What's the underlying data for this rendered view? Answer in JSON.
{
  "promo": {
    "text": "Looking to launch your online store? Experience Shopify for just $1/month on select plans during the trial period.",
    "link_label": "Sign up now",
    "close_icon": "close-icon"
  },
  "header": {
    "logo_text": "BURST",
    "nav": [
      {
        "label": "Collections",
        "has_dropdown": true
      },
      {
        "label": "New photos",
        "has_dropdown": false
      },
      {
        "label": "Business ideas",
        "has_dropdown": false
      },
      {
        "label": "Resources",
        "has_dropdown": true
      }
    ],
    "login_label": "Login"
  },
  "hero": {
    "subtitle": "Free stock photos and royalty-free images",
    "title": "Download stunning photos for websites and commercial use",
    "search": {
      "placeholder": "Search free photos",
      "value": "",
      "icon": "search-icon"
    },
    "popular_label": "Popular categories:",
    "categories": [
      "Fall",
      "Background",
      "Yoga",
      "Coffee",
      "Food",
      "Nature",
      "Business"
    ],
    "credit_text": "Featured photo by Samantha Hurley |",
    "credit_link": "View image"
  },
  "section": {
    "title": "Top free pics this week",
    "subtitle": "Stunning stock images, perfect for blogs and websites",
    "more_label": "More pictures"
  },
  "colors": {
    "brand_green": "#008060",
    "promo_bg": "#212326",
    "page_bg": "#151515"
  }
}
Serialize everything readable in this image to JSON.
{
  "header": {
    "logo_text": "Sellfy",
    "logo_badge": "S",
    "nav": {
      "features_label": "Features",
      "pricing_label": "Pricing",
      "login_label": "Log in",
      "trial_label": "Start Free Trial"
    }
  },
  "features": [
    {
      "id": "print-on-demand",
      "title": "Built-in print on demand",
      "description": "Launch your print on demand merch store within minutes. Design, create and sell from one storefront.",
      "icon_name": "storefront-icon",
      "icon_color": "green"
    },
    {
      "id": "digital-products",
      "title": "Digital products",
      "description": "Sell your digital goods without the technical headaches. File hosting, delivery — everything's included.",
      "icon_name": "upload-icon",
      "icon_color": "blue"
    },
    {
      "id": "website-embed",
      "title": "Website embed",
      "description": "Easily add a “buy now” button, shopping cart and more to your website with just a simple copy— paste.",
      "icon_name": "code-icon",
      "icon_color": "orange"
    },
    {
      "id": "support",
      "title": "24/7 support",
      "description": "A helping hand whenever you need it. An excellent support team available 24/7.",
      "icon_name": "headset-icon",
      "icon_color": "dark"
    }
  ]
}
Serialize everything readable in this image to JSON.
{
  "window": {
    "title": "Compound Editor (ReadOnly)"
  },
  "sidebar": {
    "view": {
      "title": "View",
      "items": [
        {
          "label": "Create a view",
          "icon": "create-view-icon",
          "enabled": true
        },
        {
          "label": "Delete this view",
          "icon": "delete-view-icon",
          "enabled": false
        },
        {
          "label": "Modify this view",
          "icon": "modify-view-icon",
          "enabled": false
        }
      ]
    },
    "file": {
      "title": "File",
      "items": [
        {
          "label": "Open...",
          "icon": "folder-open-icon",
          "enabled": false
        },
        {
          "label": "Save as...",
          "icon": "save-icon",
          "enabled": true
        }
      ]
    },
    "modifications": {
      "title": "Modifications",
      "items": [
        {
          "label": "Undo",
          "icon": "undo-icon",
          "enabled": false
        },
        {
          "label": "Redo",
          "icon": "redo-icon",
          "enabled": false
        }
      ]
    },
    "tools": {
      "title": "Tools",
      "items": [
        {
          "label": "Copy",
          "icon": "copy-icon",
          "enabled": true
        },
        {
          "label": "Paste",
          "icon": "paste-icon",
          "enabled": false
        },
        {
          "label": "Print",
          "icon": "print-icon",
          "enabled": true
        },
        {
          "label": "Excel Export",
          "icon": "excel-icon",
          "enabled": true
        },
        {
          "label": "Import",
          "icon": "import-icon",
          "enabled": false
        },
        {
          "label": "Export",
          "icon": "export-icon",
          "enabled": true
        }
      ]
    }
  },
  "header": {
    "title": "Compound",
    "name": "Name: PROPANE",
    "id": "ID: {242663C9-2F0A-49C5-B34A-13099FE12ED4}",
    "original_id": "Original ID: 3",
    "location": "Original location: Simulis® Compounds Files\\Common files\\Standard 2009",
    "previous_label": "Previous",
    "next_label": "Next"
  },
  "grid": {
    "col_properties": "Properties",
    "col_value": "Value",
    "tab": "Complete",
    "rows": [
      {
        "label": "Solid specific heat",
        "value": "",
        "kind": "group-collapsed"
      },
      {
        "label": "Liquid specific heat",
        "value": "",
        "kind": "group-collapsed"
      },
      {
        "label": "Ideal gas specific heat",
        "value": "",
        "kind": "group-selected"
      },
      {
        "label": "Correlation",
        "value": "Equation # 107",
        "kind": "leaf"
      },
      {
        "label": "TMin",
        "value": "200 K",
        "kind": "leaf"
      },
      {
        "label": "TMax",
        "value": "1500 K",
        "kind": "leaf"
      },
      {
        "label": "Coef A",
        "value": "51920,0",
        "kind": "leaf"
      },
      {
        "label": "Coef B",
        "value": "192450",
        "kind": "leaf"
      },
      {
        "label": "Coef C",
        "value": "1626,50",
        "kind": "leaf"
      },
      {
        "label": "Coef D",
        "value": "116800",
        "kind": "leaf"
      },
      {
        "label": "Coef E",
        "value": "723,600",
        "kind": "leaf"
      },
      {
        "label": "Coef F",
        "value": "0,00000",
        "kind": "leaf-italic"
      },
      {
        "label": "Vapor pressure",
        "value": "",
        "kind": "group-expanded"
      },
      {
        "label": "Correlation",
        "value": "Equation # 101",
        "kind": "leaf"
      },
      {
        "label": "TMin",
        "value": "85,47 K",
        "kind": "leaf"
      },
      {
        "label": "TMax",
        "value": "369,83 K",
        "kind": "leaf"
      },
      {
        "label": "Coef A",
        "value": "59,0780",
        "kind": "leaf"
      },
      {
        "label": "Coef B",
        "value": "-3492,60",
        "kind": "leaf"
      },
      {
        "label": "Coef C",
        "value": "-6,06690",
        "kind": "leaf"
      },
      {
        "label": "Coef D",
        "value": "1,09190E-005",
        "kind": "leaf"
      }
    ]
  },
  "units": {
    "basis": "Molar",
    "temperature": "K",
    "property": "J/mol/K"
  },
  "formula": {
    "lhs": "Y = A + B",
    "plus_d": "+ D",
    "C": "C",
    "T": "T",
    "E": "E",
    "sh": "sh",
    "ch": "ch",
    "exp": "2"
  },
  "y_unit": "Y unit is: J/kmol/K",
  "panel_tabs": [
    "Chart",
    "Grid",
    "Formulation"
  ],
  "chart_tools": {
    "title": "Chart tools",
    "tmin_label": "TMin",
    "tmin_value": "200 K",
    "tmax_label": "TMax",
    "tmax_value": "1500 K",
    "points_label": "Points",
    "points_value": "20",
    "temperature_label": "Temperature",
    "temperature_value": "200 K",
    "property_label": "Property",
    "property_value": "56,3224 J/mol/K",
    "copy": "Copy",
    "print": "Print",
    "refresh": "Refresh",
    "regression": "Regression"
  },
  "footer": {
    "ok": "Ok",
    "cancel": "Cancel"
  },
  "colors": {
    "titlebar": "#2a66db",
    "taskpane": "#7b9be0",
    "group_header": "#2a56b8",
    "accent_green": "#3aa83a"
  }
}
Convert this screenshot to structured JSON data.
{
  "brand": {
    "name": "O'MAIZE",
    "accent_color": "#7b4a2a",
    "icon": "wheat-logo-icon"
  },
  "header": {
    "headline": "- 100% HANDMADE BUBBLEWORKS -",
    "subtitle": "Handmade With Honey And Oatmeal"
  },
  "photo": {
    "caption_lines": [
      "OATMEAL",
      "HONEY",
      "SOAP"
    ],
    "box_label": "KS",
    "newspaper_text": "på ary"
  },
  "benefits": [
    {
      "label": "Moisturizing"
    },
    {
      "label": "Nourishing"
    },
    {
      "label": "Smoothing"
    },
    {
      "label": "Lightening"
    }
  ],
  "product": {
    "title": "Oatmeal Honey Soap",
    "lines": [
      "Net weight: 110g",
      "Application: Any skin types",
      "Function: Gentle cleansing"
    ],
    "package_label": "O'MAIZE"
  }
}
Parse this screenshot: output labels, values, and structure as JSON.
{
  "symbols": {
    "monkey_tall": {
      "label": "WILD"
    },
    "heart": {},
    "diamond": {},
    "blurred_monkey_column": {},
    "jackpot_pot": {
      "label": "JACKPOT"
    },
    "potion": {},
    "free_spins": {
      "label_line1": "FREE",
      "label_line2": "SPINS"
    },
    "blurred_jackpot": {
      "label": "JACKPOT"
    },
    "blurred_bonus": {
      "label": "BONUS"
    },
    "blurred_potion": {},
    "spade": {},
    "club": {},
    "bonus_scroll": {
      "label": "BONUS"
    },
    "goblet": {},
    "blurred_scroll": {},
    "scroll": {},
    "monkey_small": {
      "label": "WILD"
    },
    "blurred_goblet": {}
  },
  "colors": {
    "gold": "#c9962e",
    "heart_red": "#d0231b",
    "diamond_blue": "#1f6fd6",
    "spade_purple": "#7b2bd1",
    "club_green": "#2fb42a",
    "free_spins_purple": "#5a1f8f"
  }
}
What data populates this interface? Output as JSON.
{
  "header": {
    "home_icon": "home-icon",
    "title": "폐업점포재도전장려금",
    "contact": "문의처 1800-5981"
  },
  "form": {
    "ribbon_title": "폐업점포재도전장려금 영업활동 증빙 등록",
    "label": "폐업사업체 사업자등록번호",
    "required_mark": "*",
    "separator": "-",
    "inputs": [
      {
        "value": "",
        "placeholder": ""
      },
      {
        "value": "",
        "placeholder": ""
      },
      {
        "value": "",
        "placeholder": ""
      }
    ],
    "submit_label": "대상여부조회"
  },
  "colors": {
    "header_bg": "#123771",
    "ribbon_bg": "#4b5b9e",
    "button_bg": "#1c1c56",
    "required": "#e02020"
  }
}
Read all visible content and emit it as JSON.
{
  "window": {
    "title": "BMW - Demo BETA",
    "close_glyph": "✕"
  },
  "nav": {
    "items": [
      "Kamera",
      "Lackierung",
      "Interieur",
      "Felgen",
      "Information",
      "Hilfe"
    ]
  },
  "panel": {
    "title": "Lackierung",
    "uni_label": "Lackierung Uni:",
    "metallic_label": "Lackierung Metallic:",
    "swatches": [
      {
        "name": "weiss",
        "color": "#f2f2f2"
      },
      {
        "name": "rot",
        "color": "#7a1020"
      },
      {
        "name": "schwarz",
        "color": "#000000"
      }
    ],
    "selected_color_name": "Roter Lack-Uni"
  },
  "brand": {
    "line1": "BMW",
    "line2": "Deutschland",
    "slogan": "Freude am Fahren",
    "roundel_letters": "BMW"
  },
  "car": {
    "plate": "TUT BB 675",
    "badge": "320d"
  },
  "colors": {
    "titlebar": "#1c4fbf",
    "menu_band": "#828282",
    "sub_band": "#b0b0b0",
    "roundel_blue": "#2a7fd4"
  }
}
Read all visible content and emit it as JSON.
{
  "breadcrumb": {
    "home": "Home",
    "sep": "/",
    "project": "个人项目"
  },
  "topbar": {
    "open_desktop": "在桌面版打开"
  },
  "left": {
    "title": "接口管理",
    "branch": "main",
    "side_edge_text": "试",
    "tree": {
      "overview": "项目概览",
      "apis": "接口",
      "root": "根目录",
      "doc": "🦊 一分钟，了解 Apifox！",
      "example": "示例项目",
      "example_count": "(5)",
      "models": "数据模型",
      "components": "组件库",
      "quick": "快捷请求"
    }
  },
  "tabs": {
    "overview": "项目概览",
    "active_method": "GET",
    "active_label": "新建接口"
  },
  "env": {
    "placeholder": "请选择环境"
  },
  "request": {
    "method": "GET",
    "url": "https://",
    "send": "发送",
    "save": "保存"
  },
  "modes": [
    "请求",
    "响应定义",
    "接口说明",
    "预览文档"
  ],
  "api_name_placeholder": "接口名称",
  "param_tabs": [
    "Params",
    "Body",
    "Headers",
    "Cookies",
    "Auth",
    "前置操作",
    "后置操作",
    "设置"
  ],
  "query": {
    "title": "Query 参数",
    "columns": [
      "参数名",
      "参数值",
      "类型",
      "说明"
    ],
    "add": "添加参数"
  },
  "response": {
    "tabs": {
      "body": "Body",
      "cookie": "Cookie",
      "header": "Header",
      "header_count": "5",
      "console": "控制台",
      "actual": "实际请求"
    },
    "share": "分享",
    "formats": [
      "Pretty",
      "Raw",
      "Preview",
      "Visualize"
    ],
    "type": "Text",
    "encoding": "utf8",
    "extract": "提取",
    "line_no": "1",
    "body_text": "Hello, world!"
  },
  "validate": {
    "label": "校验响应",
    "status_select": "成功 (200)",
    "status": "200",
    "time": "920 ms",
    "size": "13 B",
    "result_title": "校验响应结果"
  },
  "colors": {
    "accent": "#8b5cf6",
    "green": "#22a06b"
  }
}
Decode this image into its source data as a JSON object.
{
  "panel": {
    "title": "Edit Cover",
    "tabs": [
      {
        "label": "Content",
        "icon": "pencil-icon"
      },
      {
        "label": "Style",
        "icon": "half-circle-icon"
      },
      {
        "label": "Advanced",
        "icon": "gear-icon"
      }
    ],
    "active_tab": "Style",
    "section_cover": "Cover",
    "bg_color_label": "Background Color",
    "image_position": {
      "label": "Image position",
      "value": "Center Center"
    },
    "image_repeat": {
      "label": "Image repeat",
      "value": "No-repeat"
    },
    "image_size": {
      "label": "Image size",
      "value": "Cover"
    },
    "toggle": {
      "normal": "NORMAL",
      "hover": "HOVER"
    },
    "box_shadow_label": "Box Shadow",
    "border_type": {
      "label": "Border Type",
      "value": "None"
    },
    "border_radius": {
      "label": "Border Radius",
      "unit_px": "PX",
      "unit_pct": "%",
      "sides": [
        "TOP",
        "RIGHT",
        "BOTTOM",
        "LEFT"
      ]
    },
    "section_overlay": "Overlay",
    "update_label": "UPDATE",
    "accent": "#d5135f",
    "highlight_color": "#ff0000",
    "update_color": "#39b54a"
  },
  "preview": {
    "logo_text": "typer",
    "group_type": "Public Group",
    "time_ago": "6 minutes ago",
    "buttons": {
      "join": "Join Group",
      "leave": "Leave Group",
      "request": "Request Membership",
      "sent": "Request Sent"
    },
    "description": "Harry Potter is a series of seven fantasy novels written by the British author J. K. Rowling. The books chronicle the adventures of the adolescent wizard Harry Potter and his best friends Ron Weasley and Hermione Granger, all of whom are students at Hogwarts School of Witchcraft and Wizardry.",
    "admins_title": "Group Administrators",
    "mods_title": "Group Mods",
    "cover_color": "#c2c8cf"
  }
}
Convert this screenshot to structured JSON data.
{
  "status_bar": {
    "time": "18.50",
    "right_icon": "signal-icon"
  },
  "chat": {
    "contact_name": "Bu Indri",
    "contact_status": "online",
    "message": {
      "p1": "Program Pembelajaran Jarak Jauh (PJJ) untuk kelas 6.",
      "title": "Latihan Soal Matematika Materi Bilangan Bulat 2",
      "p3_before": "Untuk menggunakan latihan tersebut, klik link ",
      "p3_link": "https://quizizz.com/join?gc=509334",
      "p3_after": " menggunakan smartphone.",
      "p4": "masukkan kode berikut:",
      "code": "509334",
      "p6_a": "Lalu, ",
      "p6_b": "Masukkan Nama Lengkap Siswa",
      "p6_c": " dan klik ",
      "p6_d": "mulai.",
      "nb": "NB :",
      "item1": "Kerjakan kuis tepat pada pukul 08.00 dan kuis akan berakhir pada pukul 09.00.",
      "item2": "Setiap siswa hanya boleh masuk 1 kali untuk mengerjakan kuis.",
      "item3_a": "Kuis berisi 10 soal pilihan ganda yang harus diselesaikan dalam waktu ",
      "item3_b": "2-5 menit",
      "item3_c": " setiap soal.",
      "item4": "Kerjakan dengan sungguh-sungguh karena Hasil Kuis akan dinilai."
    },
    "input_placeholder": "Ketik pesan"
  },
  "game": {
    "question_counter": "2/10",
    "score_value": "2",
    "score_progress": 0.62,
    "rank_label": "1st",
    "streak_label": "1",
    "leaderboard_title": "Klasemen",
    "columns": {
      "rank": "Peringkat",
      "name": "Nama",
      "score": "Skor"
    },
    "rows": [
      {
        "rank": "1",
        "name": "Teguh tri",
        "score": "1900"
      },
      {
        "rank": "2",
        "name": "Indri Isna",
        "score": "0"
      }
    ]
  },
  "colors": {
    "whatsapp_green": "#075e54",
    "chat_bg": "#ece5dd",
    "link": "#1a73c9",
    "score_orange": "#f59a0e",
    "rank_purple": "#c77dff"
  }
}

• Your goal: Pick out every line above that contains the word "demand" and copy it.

• Answer area:
      "id": "print-on-demand",
      "title": "Built-in print on demand",
      "description": "Launch your print on demand merch store within minutes. Design, create and sell from one storefront.",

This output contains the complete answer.